PROVIDED RECORDS:

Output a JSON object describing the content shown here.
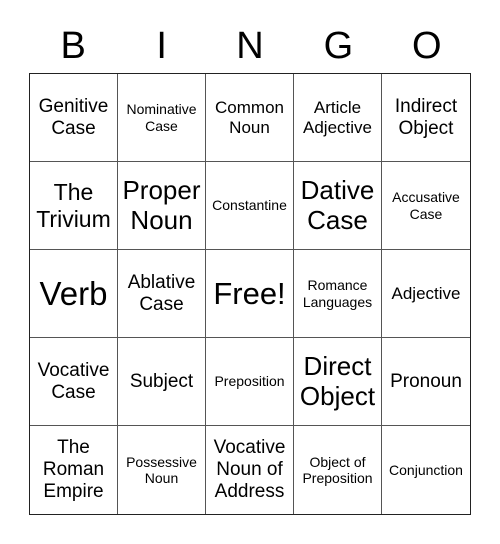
{
  "header": {
    "letters": [
      "B",
      "I",
      "N",
      "G",
      "O"
    ]
  },
  "board": {
    "rows": [
      [
        "Genitive Case",
        "Nominative Case",
        "Common Noun",
        "Article Adjective",
        "Indirect Object"
      ],
      [
        "The Trivium",
        "Proper Noun",
        "Constantine",
        "Dative Case",
        "Accusative Case"
      ],
      [
        "Verb",
        "Ablative Case",
        "Free!",
        "Romance Languages",
        "Adjective"
      ],
      [
        "Vocative Case",
        "Subject",
        "Preposition",
        "Direct Object",
        "Pronoun"
      ],
      [
        "The Roman Empire",
        "Possessive Noun",
        "Vocative Noun of Address",
        "Object of Preposition",
        "Conjunction"
      ]
    ]
  }
}
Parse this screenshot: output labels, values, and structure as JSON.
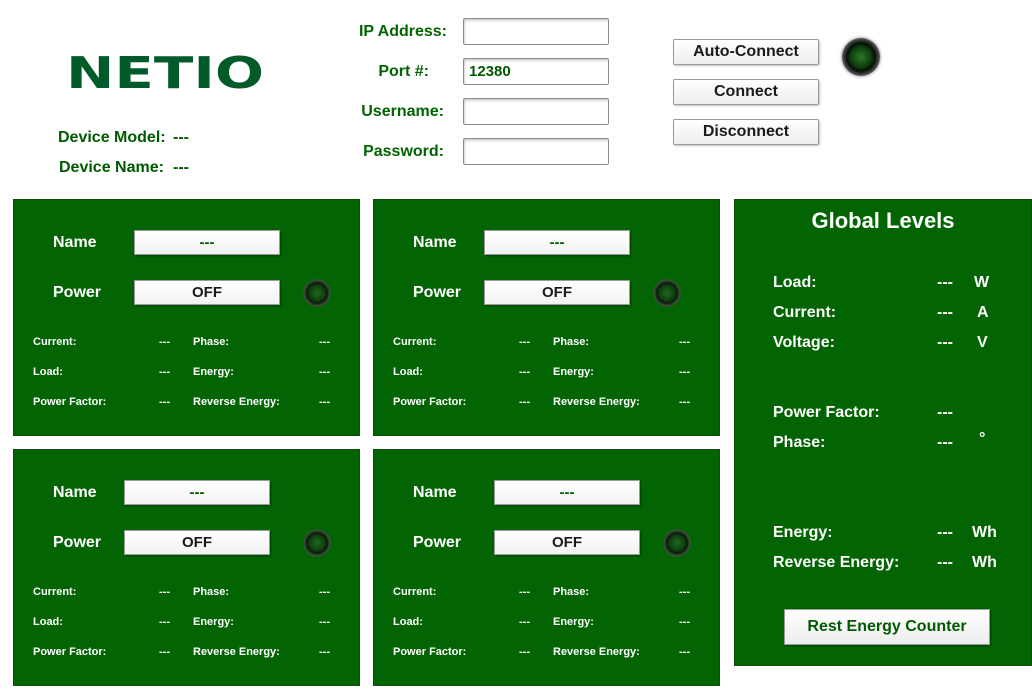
{
  "brand": {
    "logo_text": "NETIO",
    "color": "#005a2a"
  },
  "device": {
    "model_label": "Device Model:",
    "model_value": "---",
    "name_label": "Device Name:",
    "name_value": "---"
  },
  "connection": {
    "ip_label": "IP Address:",
    "ip_value": "",
    "port_label": "Port #:",
    "port_value": "12380",
    "username_label": "Username:",
    "username_value": "",
    "password_label": "Password:",
    "password_value": "",
    "auto_connect_label": "Auto-Connect",
    "connect_label": "Connect",
    "disconnect_label": "Disconnect",
    "status_led": "off"
  },
  "outputs": [
    {
      "name_label": "Name",
      "name_value": "---",
      "power_label": "Power",
      "power_value": "OFF",
      "led": "off",
      "current_label": "Current:",
      "current_value": "---",
      "phase_label": "Phase:",
      "phase_value": "---",
      "load_label": "Load:",
      "load_value": "---",
      "energy_label": "Energy:",
      "energy_value": "---",
      "pf_label": "Power Factor:",
      "pf_value": "---",
      "rev_label": "Reverse Energy:",
      "rev_value": "---"
    },
    {
      "name_label": "Name",
      "name_value": "---",
      "power_label": "Power",
      "power_value": "OFF",
      "led": "off",
      "current_label": "Current:",
      "current_value": "---",
      "phase_label": "Phase:",
      "phase_value": "---",
      "load_label": "Load:",
      "load_value": "---",
      "energy_label": "Energy:",
      "energy_value": "---",
      "pf_label": "Power Factor:",
      "pf_value": "---",
      "rev_label": "Reverse Energy:",
      "rev_value": "---"
    },
    {
      "name_label": "Name",
      "name_value": "---",
      "power_label": "Power",
      "power_value": "OFF",
      "led": "off",
      "current_label": "Current:",
      "current_value": "---",
      "phase_label": "Phase:",
      "phase_value": "---",
      "load_label": "Load:",
      "load_value": "---",
      "energy_label": "Energy:",
      "energy_value": "---",
      "pf_label": "Power Factor:",
      "pf_value": "---",
      "rev_label": "Reverse Energy:",
      "rev_value": "---"
    },
    {
      "name_label": "Name",
      "name_value": "---",
      "power_label": "Power",
      "power_value": "OFF",
      "led": "off",
      "current_label": "Current:",
      "current_value": "---",
      "phase_label": "Phase:",
      "phase_value": "---",
      "load_label": "Load:",
      "load_value": "---",
      "energy_label": "Energy:",
      "energy_value": "---",
      "pf_label": "Power Factor:",
      "pf_value": "---",
      "rev_label": "Reverse Energy:",
      "rev_value": "---"
    }
  ],
  "global": {
    "title": "Global Levels",
    "load_label": "Load:",
    "load_value": "---",
    "load_unit": "W",
    "current_label": "Current:",
    "current_value": "---",
    "current_unit": "A",
    "voltage_label": "Voltage:",
    "voltage_value": "---",
    "voltage_unit": "V",
    "pf_label": "Power Factor:",
    "pf_value": "---",
    "phase_label": "Phase:",
    "phase_value": "---",
    "phase_unit": "°",
    "energy_label": "Energy:",
    "energy_value": "---",
    "energy_unit": "Wh",
    "rev_label": "Reverse Energy:",
    "rev_value": "---",
    "rev_unit": "Wh",
    "reset_label": "Rest Energy Counter"
  },
  "colors": {
    "panel_bg": "#036403",
    "label_green": "#006400",
    "text_white": "#ffffff"
  }
}
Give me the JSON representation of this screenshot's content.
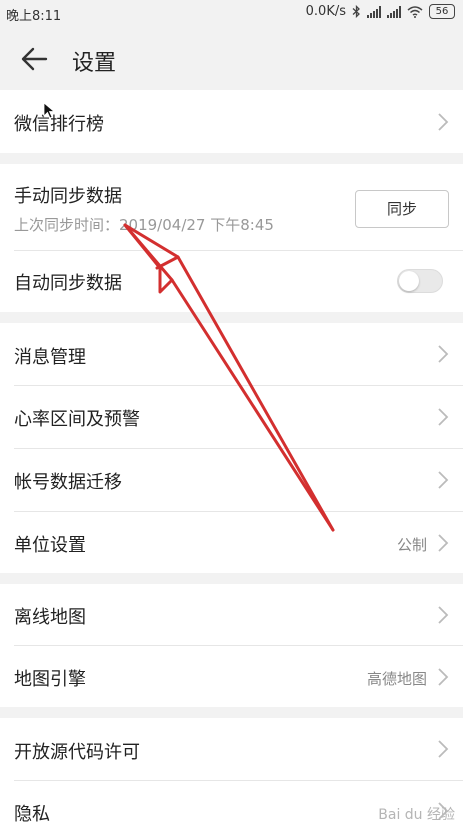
{
  "status_bar": {
    "time": "晚上8:11",
    "network_speed": "0.0K/s",
    "battery": "56",
    "icons": [
      "bluetooth-icon",
      "signal-icon",
      "signal-icon",
      "wifi-icon",
      "battery-icon"
    ]
  },
  "header": {
    "title": "设置",
    "back_icon": "arrow-left-icon"
  },
  "groups": [
    {
      "items": [
        {
          "label": "微信排行榜"
        }
      ]
    },
    {
      "items": [
        {
          "label": "手动同步数据",
          "subtitle": "上次同步时间：2019/04/27 下午8:45",
          "button": "同步"
        },
        {
          "label": "自动同步数据",
          "toggle_on": false
        }
      ]
    },
    {
      "items": [
        {
          "label": "消息管理"
        },
        {
          "label": "心率区间及预警"
        },
        {
          "label": "帐号数据迁移"
        },
        {
          "label": "单位设置",
          "value": "公制"
        }
      ]
    },
    {
      "items": [
        {
          "label": "离线地图"
        },
        {
          "label": "地图引擎",
          "value": "高德地图"
        }
      ]
    },
    {
      "items": [
        {
          "label": "开放源代码许可"
        },
        {
          "label": "隐私"
        }
      ]
    }
  ],
  "watermark": "Bai du 经验",
  "colors": {
    "background": "#f2f2f2",
    "card": "#ffffff",
    "annotation_arrow": "#d32f2f",
    "secondary_text": "#999999"
  }
}
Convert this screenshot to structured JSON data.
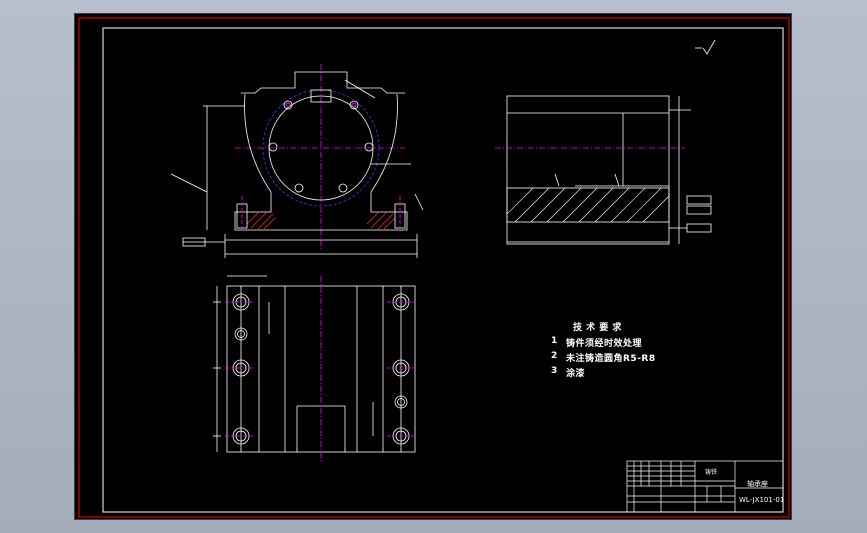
{
  "technical_requirements": {
    "heading": "技 术 要 求",
    "items": [
      {
        "num": "1",
        "text": "铸件须经时效处理"
      },
      {
        "num": "2",
        "text": "未注铸造圆角R5-R8"
      },
      {
        "num": "3",
        "text": "涂漆"
      }
    ]
  },
  "title_block": {
    "material": "铸铁",
    "part_name": "轴承座",
    "drawing_number": "WL-JX101-01"
  },
  "colors": {
    "background": "#000000",
    "frame": "#ffffff",
    "border_red": "#ff0000",
    "centerline": "#ff00ff",
    "dimension": "#ffffff",
    "hidden_circle": "#3b3bff",
    "hatch": "#ff3333"
  }
}
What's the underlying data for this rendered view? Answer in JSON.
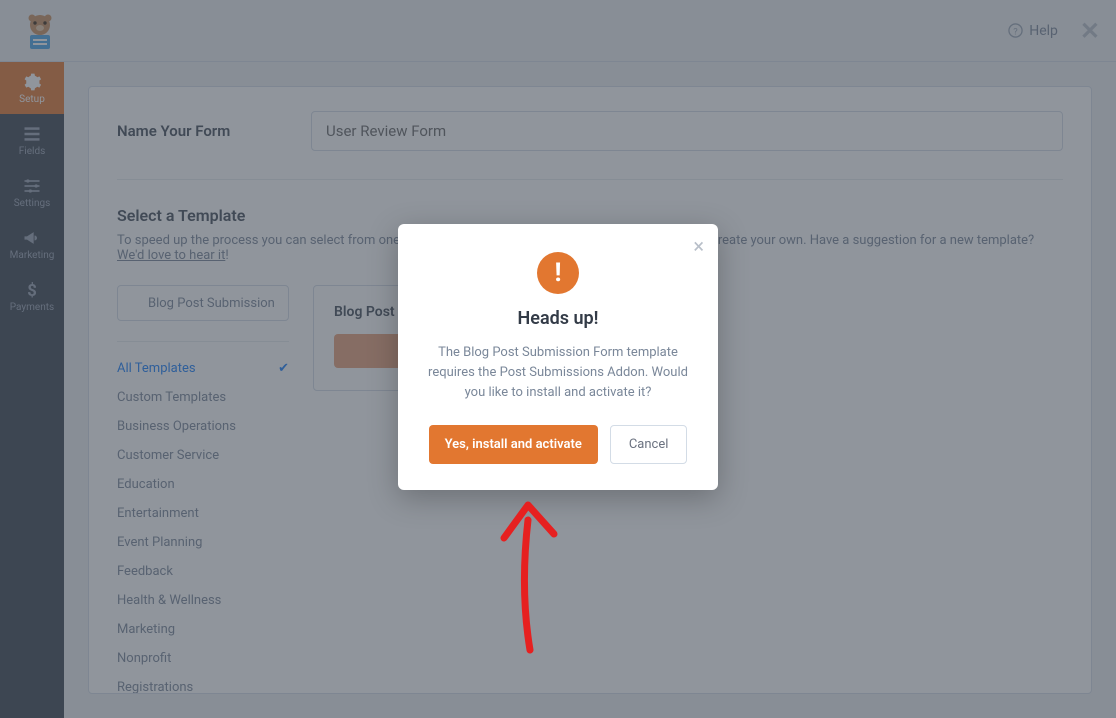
{
  "topbar": {
    "help_label": "Help"
  },
  "sidebar": {
    "items": [
      {
        "label": "Setup"
      },
      {
        "label": "Fields"
      },
      {
        "label": "Settings"
      },
      {
        "label": "Marketing"
      },
      {
        "label": "Payments"
      }
    ]
  },
  "form": {
    "name_label": "Name Your Form",
    "name_value": "User Review Form"
  },
  "templates": {
    "title": "Select a Template",
    "desc_prefix": "To speed up the process you can select from one of our pre-made templates, start with a blank form or create your own. Have a suggestion for a new template? ",
    "desc_link": "We'd love to hear it",
    "desc_suffix": "!",
    "search_value": "Blog Post Submission",
    "categories": [
      "All Templates",
      "Custom Templates",
      "Business Operations",
      "Customer Service",
      "Education",
      "Entertainment",
      "Event Planning",
      "Feedback",
      "Health & Wellness",
      "Marketing",
      "Nonprofit",
      "Registrations"
    ],
    "card": {
      "title": "Blog Post Submission Form"
    }
  },
  "modal": {
    "title": "Heads up!",
    "text": "The Blog Post Submission Form template requires the Post Submissions Addon. Would you like to install and activate it?",
    "confirm": "Yes, install and activate",
    "cancel": "Cancel"
  }
}
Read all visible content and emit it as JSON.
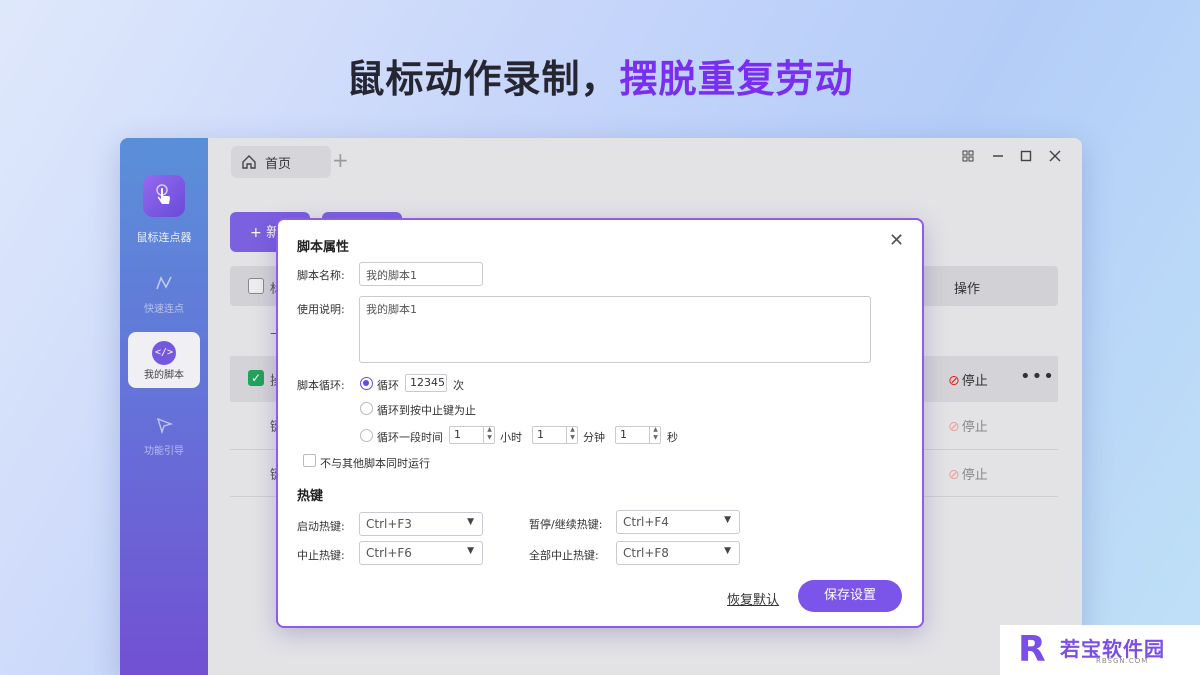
{
  "headline": {
    "part1": "鼠标动作录制，",
    "part2": "摆脱重复劳动"
  },
  "sidebar": {
    "app_name": "鼠标连点器",
    "items": [
      {
        "label": "快速连点",
        "icon": "zigzag-icon"
      },
      {
        "label": "我的脚本",
        "icon": "code-icon",
        "icon_text": "</>"
      },
      {
        "label": "功能引导",
        "icon": "send-icon"
      }
    ]
  },
  "tabs": [
    {
      "label": "首页"
    }
  ],
  "toolbar": {
    "new_button_label": "+ 新"
  },
  "table": {
    "head_stub": "标",
    "op_header": "操作",
    "row_stubs": [
      "—",
      "操",
      "键",
      "键"
    ],
    "stop_label": "停止",
    "more_glyph": "•••"
  },
  "modal": {
    "title": "脚本属性",
    "name_label": "脚本名称:",
    "name_value": "我的脚本1",
    "desc_label": "使用说明:",
    "desc_value": "我的脚本1",
    "loop_label": "脚本循环:",
    "loop_opt1": "循环",
    "loop_count": "12345",
    "loop_unit": "次",
    "loop_opt2": "循环到按中止键为止",
    "loop_opt3": "循环一段时间",
    "hours": "1",
    "hours_unit": "小时",
    "minutes": "1",
    "minutes_unit": "分钟",
    "seconds": "1",
    "seconds_unit": "秒",
    "exclusive_label": "不与其他脚本同时运行",
    "hotkey_section": "热键",
    "start_label": "启动热键:",
    "start_value": "Ctrl+F3",
    "pause_label": "暂停/继续热键:",
    "pause_value": "Ctrl+F4",
    "stop_label": "中止热键:",
    "stop_value": "Ctrl+F6",
    "stop_all_label": "全部中止热键:",
    "stop_all_value": "Ctrl+F8",
    "reset_label": "恢复默认",
    "save_label": "保存设置"
  },
  "watermark": {
    "brand": "若宝软件园",
    "domain": "RBSGN.COM",
    "accent": "#7c4ee8"
  },
  "colors": {
    "accent": "#6a4ae0",
    "stop_red": "#e0281b",
    "checked_green": "#22a35a"
  }
}
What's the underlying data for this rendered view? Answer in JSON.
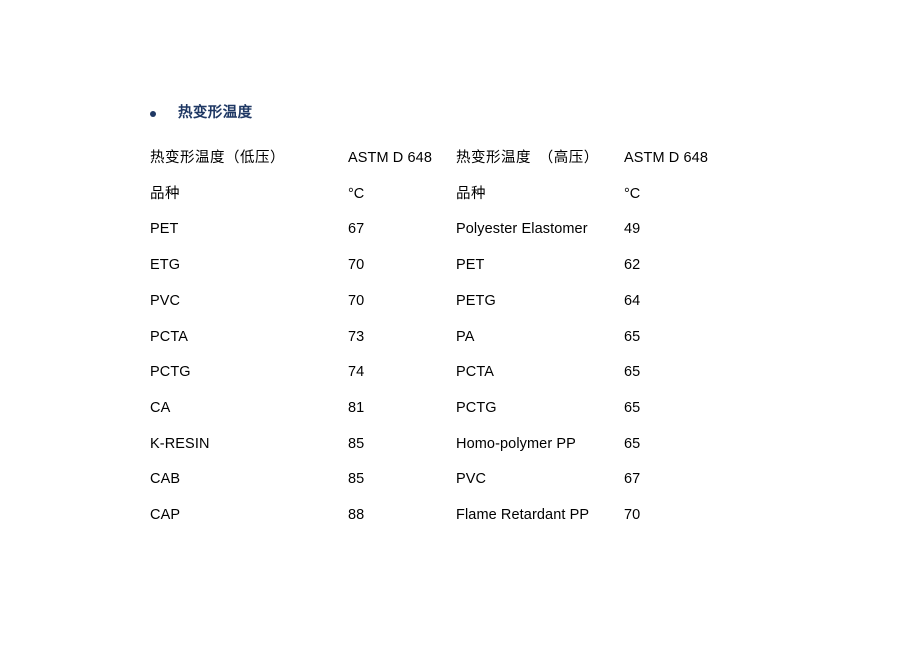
{
  "document": {
    "background_color": "#ffffff",
    "text_color": "#000000",
    "accent_color": "#1f3864"
  },
  "section": {
    "bullet_glyph": "•",
    "heading": "热变形温度"
  },
  "table": {
    "header_row_1": {
      "left_title": "热变形温度（低压）",
      "left_standard": "ASTM D 648",
      "right_title": "热变形温度　（高压）",
      "right_standard": "ASTM D 648"
    },
    "header_row_2": {
      "left_category": "品种",
      "left_unit": "°C",
      "right_category": "品种",
      "right_unit": "°C"
    },
    "rows": [
      {
        "left_name": "PET",
        "left_value": "67",
        "right_name": "Polyester Elastomer",
        "right_value": "49"
      },
      {
        "left_name": "ETG",
        "left_value": "70",
        "right_name": "PET",
        "right_value": "62"
      },
      {
        "left_name": "PVC",
        "left_value": "70",
        "right_name": "PETG",
        "right_value": "64"
      },
      {
        "left_name": "PCTA",
        "left_value": "73",
        "right_name": "PA",
        "right_value": "65"
      },
      {
        "left_name": "PCTG",
        "left_value": "74",
        "right_name": "PCTA",
        "right_value": "65"
      },
      {
        "left_name": "CA",
        "left_value": "81",
        "right_name": "PCTG",
        "right_value": "65"
      },
      {
        "left_name": "K-RESIN",
        "left_value": "85",
        "right_name": "Homo-polymer PP",
        "right_value": "65"
      },
      {
        "left_name": "CAB",
        "left_value": "85",
        "right_name": "PVC",
        "right_value": "67"
      },
      {
        "left_name": "CAP",
        "left_value": "88",
        "right_name": "Flame Retardant PP",
        "right_value": "70"
      }
    ]
  },
  "chart_data": {
    "type": "table",
    "title": "热变形温度",
    "ylabel": "°C",
    "series": [
      {
        "name": "热变形温度（低压） ASTM D 648",
        "categories": [
          "PET",
          "ETG",
          "PVC",
          "PCTA",
          "PCTG",
          "CA",
          "K-RESIN",
          "CAB",
          "CAP"
        ],
        "values": [
          67,
          70,
          70,
          73,
          74,
          81,
          85,
          85,
          88
        ]
      },
      {
        "name": "热变形温度　（高压） ASTM D 648",
        "categories": [
          "Polyester Elastomer",
          "PET",
          "PETG",
          "PA",
          "PCTA",
          "PCTG",
          "Homo-polymer PP",
          "PVC",
          "Flame Retardant PP"
        ],
        "values": [
          49,
          62,
          64,
          65,
          65,
          65,
          65,
          67,
          70
        ]
      }
    ]
  }
}
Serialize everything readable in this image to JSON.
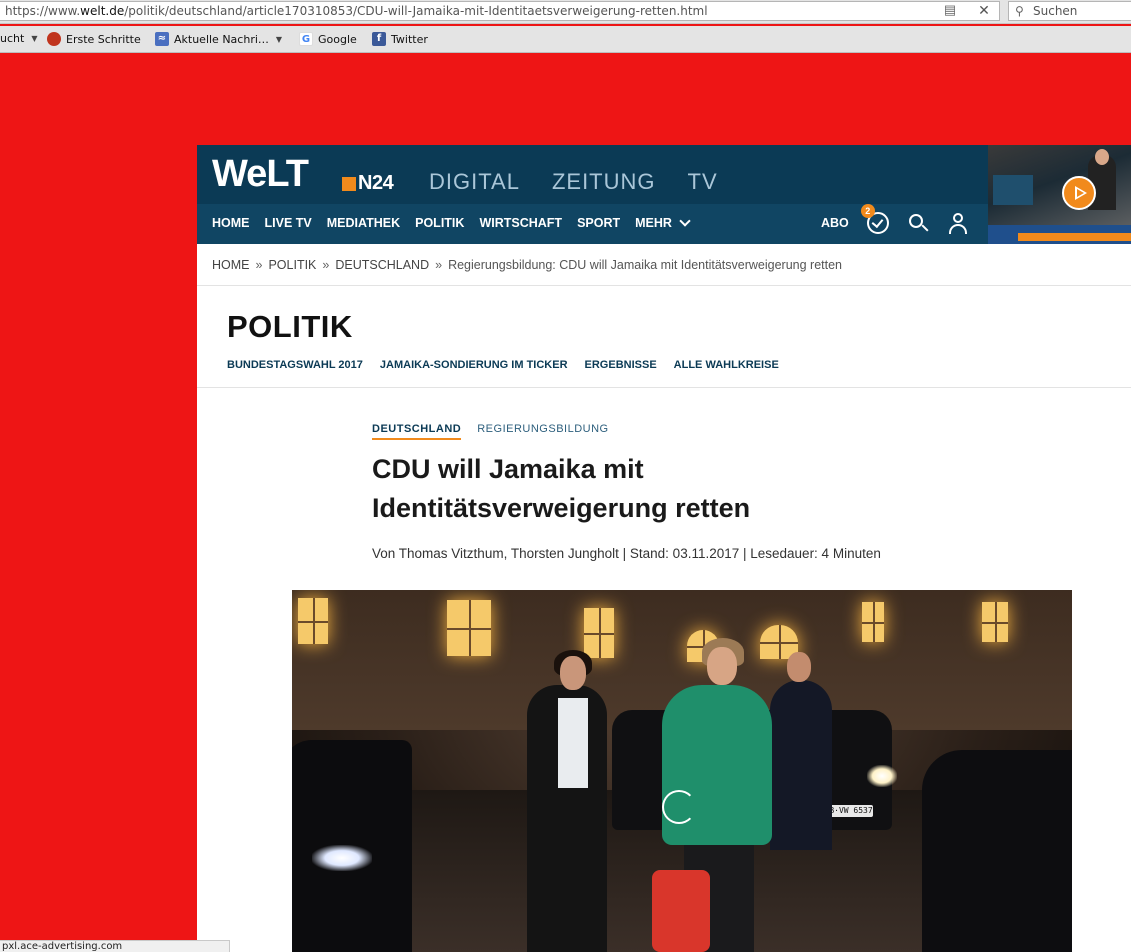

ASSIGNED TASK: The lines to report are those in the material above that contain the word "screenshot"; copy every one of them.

RESULT OF THE TASK:
Parse this screenshot: output labels, values, and structure as JSON.
Give me the JSON representation of this screenshot's content.
Convert this screenshot to structured JSON data.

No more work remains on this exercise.